by Jennifer A. Grady, Esq.
1. At the beginning of the day, scan your inbox for urgent messages, and only respond to the ones that are most important or time-sensitive. Spend the rest of the time you would waste on reading junk mail to prioritize your day. This way, you will start your day with focus and motivation.
2. In order to reduce distractions and prevent you from getting off-track, dedicate a specific time in the day to respond to non-urgent emails.
3. Pick up the phone when the email chain starts to get too long, too complicated, or if you need an urgent response. The same rules apply to texting!
4. When composing an email, prepare a draft first. Then, take a break. Review again for tone, spelling, and grammar before sending. Ask an assistant, colleague, or friend for honest feedback on important emails. Find out whether they can understand the subtext you may be trying to convey without the assistance of body language. Remember, never send an email while you’re still angry!
5. Address the email to the person by name. Use “Dear Mr.” or “Ms.” when the situation is formal, or you need to be deferential. Use the standard “Ms.” when you are unsure whether a female recipient is married.
7. Only include people on the email who need to be involved in the conversation. Carbon copying the entire office is not only annoying and potentially embarrassing, but could be breaching the confidentiality of the intended recipient.
8. Carefully consider whether to “reply all.” Is it something for which everyone needs to be kept in the loop, such as on a group project? If so, reply all. Also be sure to include anyone who has specifically asked to be copied on communications regarding a specific matter. If it’s private, confidential, or only applicable to specific people, only reply to them.
9. Be careful when sending out group emails and exposing the recipients’ email addresses to other recipients of the message. Sometimes, it is best to “bcc” the addresses to respect the recipients’ privacy.
Keeping it Organized

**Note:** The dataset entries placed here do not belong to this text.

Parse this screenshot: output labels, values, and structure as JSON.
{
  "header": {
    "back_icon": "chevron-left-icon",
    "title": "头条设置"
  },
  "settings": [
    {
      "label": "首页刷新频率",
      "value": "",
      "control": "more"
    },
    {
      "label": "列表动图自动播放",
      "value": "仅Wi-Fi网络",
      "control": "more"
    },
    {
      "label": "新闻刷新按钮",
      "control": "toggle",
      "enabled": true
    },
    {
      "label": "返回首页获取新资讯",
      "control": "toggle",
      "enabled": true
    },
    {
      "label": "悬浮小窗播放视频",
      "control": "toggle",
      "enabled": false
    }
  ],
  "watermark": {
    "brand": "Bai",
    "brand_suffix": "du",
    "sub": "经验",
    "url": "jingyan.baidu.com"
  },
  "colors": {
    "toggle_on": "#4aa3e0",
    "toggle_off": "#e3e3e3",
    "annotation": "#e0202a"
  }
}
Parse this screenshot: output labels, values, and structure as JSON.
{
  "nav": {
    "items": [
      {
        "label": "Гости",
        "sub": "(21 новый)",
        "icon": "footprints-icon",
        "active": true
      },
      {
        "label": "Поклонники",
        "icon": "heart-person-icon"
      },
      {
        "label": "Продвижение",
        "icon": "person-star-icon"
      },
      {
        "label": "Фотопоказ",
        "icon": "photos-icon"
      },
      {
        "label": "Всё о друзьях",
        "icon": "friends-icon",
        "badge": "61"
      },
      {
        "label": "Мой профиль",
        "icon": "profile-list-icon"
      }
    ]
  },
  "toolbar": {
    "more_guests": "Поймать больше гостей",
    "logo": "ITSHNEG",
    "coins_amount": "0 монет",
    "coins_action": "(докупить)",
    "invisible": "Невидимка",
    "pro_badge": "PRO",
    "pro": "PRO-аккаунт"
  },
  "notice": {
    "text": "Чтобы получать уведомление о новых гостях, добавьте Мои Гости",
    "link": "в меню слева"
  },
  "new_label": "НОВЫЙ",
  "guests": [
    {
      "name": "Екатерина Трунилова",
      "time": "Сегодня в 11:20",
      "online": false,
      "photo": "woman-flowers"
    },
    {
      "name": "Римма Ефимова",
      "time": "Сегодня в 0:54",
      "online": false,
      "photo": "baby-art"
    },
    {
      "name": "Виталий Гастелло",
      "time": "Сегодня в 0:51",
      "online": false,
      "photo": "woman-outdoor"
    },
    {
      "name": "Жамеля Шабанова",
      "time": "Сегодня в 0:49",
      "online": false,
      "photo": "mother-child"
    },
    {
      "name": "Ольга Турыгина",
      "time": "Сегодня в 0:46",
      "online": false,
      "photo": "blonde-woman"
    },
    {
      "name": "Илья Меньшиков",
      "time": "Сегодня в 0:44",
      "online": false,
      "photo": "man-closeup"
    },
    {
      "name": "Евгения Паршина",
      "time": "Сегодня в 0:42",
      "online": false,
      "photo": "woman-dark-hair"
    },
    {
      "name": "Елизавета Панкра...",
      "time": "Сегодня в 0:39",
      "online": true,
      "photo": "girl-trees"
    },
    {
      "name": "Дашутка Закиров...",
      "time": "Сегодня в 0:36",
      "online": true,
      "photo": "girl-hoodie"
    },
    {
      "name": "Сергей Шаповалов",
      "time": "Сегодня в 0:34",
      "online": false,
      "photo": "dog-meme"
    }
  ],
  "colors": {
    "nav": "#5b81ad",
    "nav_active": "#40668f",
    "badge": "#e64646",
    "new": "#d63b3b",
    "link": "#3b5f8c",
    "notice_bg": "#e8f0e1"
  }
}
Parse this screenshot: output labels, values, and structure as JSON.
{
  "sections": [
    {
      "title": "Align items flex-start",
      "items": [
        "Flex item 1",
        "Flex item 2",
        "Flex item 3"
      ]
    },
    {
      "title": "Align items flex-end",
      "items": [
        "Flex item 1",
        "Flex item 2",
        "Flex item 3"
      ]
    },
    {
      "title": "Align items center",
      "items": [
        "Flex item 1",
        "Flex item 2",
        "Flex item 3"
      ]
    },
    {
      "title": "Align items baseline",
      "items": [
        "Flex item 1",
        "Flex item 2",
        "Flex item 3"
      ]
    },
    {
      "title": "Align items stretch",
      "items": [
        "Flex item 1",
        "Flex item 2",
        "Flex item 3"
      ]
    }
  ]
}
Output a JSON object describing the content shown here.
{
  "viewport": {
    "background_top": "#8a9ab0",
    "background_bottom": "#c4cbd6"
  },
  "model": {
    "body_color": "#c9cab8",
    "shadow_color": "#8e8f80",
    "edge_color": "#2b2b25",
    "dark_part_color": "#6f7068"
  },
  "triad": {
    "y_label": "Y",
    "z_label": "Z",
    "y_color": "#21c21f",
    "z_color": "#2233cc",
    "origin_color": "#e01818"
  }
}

10. Always include a detailed description in the subject line, which can draw attention to the email and clearly convey its purpose. Use keywords that can help you find the email later through your email provider’s “search” feature.
11. When starting a new topic, create a new email rather than contributing to an endless string of emails. It reduces clutter and keeps you focused on the task at hand. It’s also easier to find the content you might be looking for later. However, if the recipient needs to know what happened in prior conversations, include the email thread. This is especially useful in customer service situations when someone made a mistake and you have the email to show what actually happened.
12. Include a signature block with your current contact information (name, title, company, address, email, phone, fax, website). Always include a phone number so that the recipient can easily call you without looking through their contacts or searching for your company contact information on the web.
With a background in employment litigation, Jennifer A. Grady, Esq. advises employers on ways to minimize the risk of litigation through proper documentation and employee management. She also counsels employees in individual or group settings on ways to improve their verbal and written communication skills, time management abilities, and customer service skills.
To schedule a complimentary consultation with Ms. Grady to find out how she may help your business, please fill out this Contact Request Form, or call (323) 450-9010.